* _Task_
When you repeat the entries below, please keep them exact and leave out the pictures.

========

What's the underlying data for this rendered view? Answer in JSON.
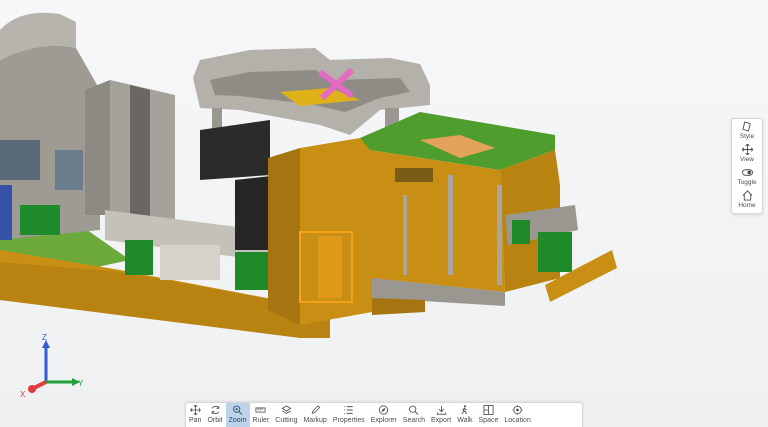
{
  "viewer": {
    "background": "#f2f4f6",
    "accent": "#4f7fb8"
  },
  "side_panel": {
    "items": [
      {
        "label": "Style",
        "icon": "style-icon"
      },
      {
        "label": "View",
        "icon": "view-icon"
      },
      {
        "label": "Toggle",
        "icon": "toggle-icon"
      },
      {
        "label": "Home",
        "icon": "home-icon"
      }
    ]
  },
  "axes": {
    "z": "Z",
    "y": "Y",
    "x": "X",
    "colors": {
      "x": "#e23b3b",
      "y": "#21a03c",
      "z": "#2f5fd6"
    }
  },
  "toolbar": {
    "active": "Zoom",
    "items": [
      {
        "label": "Pan",
        "icon": "pan-icon"
      },
      {
        "label": "Orbit",
        "icon": "orbit-icon"
      },
      {
        "label": "Zoom",
        "icon": "zoom-icon"
      },
      {
        "label": "Ruler",
        "icon": "ruler-icon"
      },
      {
        "label": "Cutting",
        "icon": "cutting-icon"
      },
      {
        "label": "Markup",
        "icon": "markup-icon"
      },
      {
        "label": "Properties",
        "icon": "properties-icon"
      },
      {
        "label": "Explorer",
        "icon": "explorer-icon"
      },
      {
        "label": "Search",
        "icon": "search-icon"
      },
      {
        "label": "Export",
        "icon": "export-icon"
      },
      {
        "label": "Walk",
        "icon": "walk-icon"
      },
      {
        "label": "Space",
        "icon": "space-icon"
      },
      {
        "label": "Location",
        "icon": "location-icon"
      }
    ]
  },
  "model_colors": {
    "facade": "#c98f14",
    "facade_dark": "#a67410",
    "concrete": "#a9a6a0",
    "concrete_dark": "#7b7873",
    "roof_green": "#4f9d2d",
    "panel_green": "#1f8a2a",
    "dark_glass": "#2b2b2b",
    "highlight": "#f3a21a",
    "pink": "#e56ac2"
  }
}
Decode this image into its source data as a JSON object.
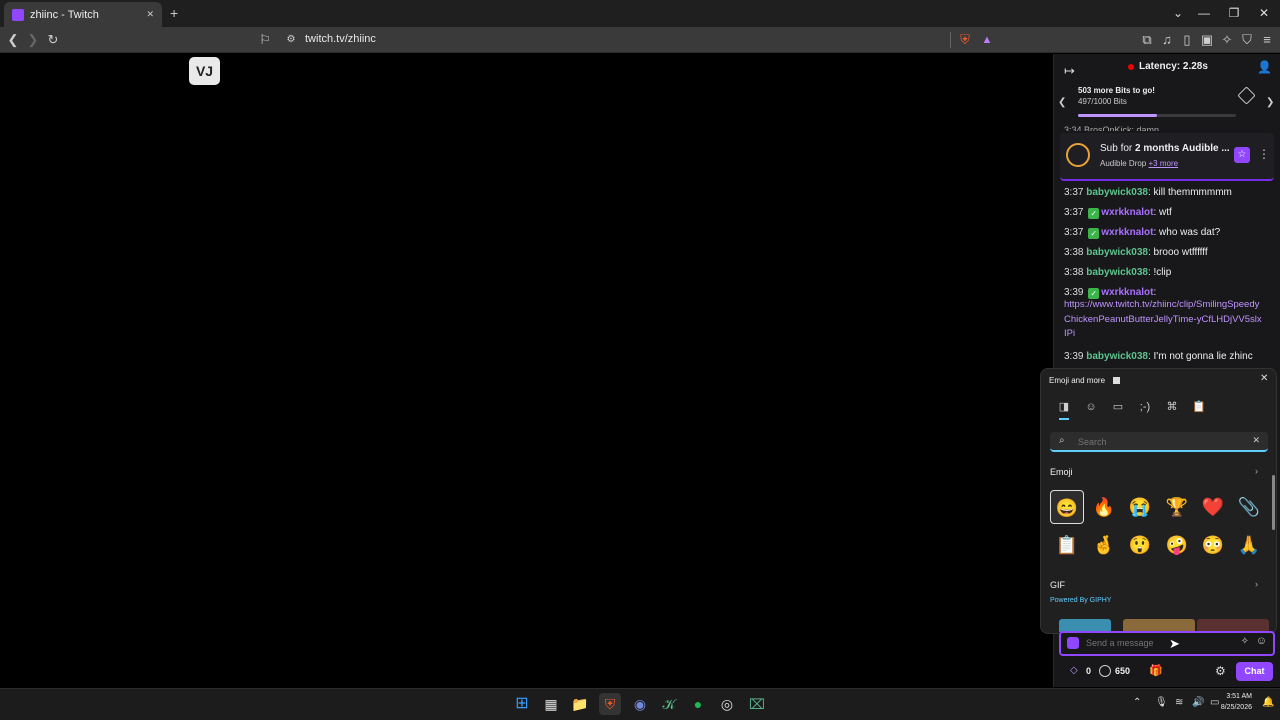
{
  "browser": {
    "tab_title": "zhiinc - Twitch",
    "url": "twitch.tv/zhiinc",
    "new_tab": "+",
    "close_tab": "✕"
  },
  "video": {
    "logo_text": "VJ"
  },
  "chat": {
    "latency": "Latency: 2.28s",
    "bits_title": "503 more Bits to go!",
    "bits_progress_text": "497/1000 Bits",
    "bits_progress_fraction": 0.497,
    "partial_top_message": "3:34 BrosOnKick: damn",
    "drop": {
      "title_prefix": "Sub for ",
      "title_bold": "2 months Audible ...",
      "sub_prefix": "Audible Drop ",
      "sub_link": "+3 more"
    },
    "messages": [
      {
        "time": "3:37",
        "user": "babywick038",
        "color": "green",
        "badge": false,
        "text": ": kill themmmmmm"
      },
      {
        "time": "3:37",
        "user": "wxrkknalot",
        "color": "purple",
        "badge": true,
        "text": ": wtf"
      },
      {
        "time": "3:37",
        "user": "wxrkknalot",
        "color": "purple",
        "badge": true,
        "text": ": who was dat?"
      },
      {
        "time": "3:38",
        "user": "babywick038",
        "color": "green",
        "badge": false,
        "text": ": brooo wtffffff"
      },
      {
        "time": "3:38",
        "user": "babywick038",
        "color": "green",
        "badge": false,
        "text": ": !clip"
      },
      {
        "time": "3:39",
        "user": "wxrkknalot",
        "color": "purple",
        "badge": true,
        "text": ":"
      },
      {
        "time": "3:39",
        "user": "babywick038",
        "color": "green",
        "badge": false,
        "text": ": I'm not gonna lie zhinc"
      }
    ],
    "clip_link": "https://www.twitch.tv/zhiinc/clip/SmilingSpeedyChickenPeanutButterJellyTime-yCfLHDjVV5slxIPi",
    "input_placeholder": "Send a message",
    "bits_count": "0",
    "points_count": "650",
    "chat_button": "Chat"
  },
  "emoji_panel": {
    "title": "Emoji and more",
    "search_placeholder": "Search",
    "emoji_heading": "Emoji",
    "gif_heading": "GIF",
    "powered_by": "Powered By GIPHY",
    "emojis_row1": [
      "😄",
      "🔥",
      "😭",
      "🏆",
      "❤️",
      "📎"
    ],
    "emojis_row2": [
      "📋",
      "🤞",
      "😲",
      "🤪",
      "😳",
      "🙏"
    ]
  },
  "taskbar": {
    "time": "3:51 AM",
    "date": "8/25/2026"
  },
  "colors": {
    "twitch_purple": "#9146ff",
    "chat_bg": "#18181b"
  }
}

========

* _Answer to this task_
What's the underlying data for this rendered view? Answer in JSON.
{
  "viewer": {
    "background": "#f2f4f6",
    "accent": "#4f7fb8"
  },
  "side_panel": {
    "items": [
      {
        "label": "Style",
        "icon": "style-icon"
      },
      {
        "label": "View",
        "icon": "view-icon"
      },
      {
        "label": "Toggle",
        "icon": "toggle-icon"
      },
      {
        "label": "Home",
        "icon": "home-icon"
      }
    ]
  },
  "axes": {
    "z": "Z",
    "y": "Y",
    "x": "X",
    "colors": {
      "x": "#e23b3b",
      "y": "#21a03c",
      "z": "#2f5fd6"
    }
  },
  "toolbar": {
    "active": "Zoom",
    "items": [
      {
        "label": "Pan",
        "icon": "pan-icon"
      },
      {
        "label": "Orbit",
        "icon": "orbit-icon"
      },
      {
        "label": "Zoom",
        "icon": "zoom-icon"
      },
      {
        "label": "Ruler",
        "icon": "ruler-icon"
      },
      {
        "label": "Cutting",
        "icon": "cutting-icon"
      },
      {
        "label": "Markup",
        "icon": "markup-icon"
      },
      {
        "label": "Properties",
        "icon": "properties-icon"
      },
      {
        "label": "Explorer",
        "icon": "explorer-icon"
      },
      {
        "label": "Search",
        "icon": "search-icon"
      },
      {
        "label": "Export",
        "icon": "export-icon"
      },
      {
        "label": "Walk",
        "icon": "walk-icon"
      },
      {
        "label": "Space",
        "icon": "space-icon"
      },
      {
        "label": "Location",
        "icon": "location-icon"
      }
    ]
  },
  "model_colors": {
    "facade": "#c98f14",
    "facade_dark": "#a67410",
    "concrete": "#a9a6a0",
    "concrete_dark": "#7b7873",
    "roof_green": "#4f9d2d",
    "panel_green": "#1f8a2a",
    "dark_glass": "#2b2b2b",
    "highlight": "#f3a21a",
    "pink": "#e56ac2"
  }
}
Decode this image into its source data as a JSON object.
{
  "browser": {
    "tab_title": "zhiinc - Twitch",
    "url": "twitch.tv/zhiinc",
    "new_tab": "+",
    "close_tab": "✕"
  },
  "video": {
    "logo_text": "VJ"
  },
  "chat": {
    "latency": "Latency: 2.28s",
    "bits_title": "503 more Bits to go!",
    "bits_progress_text": "497/1000 Bits",
    "bits_progress_fraction": 0.497,
    "partial_top_message": "3:34 BrosOnKick: damn",
    "drop": {
      "title_prefix": "Sub for ",
      "title_bold": "2 months Audible ...",
      "sub_prefix": "Audible Drop ",
      "sub_link": "+3 more"
    },
    "messages": [
      {
        "time": "3:37",
        "user": "babywick038",
        "color": "green",
        "badge": false,
        "text": ": kill themmmmmm"
      },
      {
        "time": "3:37",
        "user": "wxrkknalot",
        "color": "purple",
        "badge": true,
        "text": ": wtf"
      },
      {
        "time": "3:37",
        "user": "wxrkknalot",
        "color": "purple",
        "badge": true,
        "text": ": who was dat?"
      },
      {
        "time": "3:38",
        "user": "babywick038",
        "color": "green",
        "badge": false,
        "text": ": brooo wtffffff"
      },
      {
        "time": "3:38",
        "user": "babywick038",
        "color": "green",
        "badge": false,
        "text": ": !clip"
      },
      {
        "time": "3:39",
        "user": "wxrkknalot",
        "color": "purple",
        "badge": true,
        "text": ":"
      },
      {
        "time": "3:39",
        "user": "babywick038",
        "color": "green",
        "badge": false,
        "text": ": I'm not gonna lie zhinc"
      }
    ],
    "clip_link": "https://www.twitch.tv/zhiinc/clip/SmilingSpeedyChickenPeanutButterJellyTime-yCfLHDjVV5slxIPi",
    "input_placeholder": "Send a message",
    "bits_count": "0",
    "points_count": "650",
    "chat_button": "Chat"
  },
  "emoji_panel": {
    "title": "Emoji and more",
    "search_placeholder": "Search",
    "emoji_heading": "Emoji",
    "gif_heading": "GIF",
    "powered_by": "Powered By GIPHY",
    "emojis_row1": [
      "😄",
      "🔥",
      "😭",
      "🏆",
      "❤️",
      "📎"
    ],
    "emojis_row2": [
      "📋",
      "🤞",
      "😲",
      "🤪",
      "😳",
      "🙏"
    ]
  },
  "taskbar": {
    "time": "3:51 AM",
    "date": "8/25/2026"
  },
  "colors": {
    "twitch_purple": "#9146ff",
    "chat_bg": "#18181b"
  }
}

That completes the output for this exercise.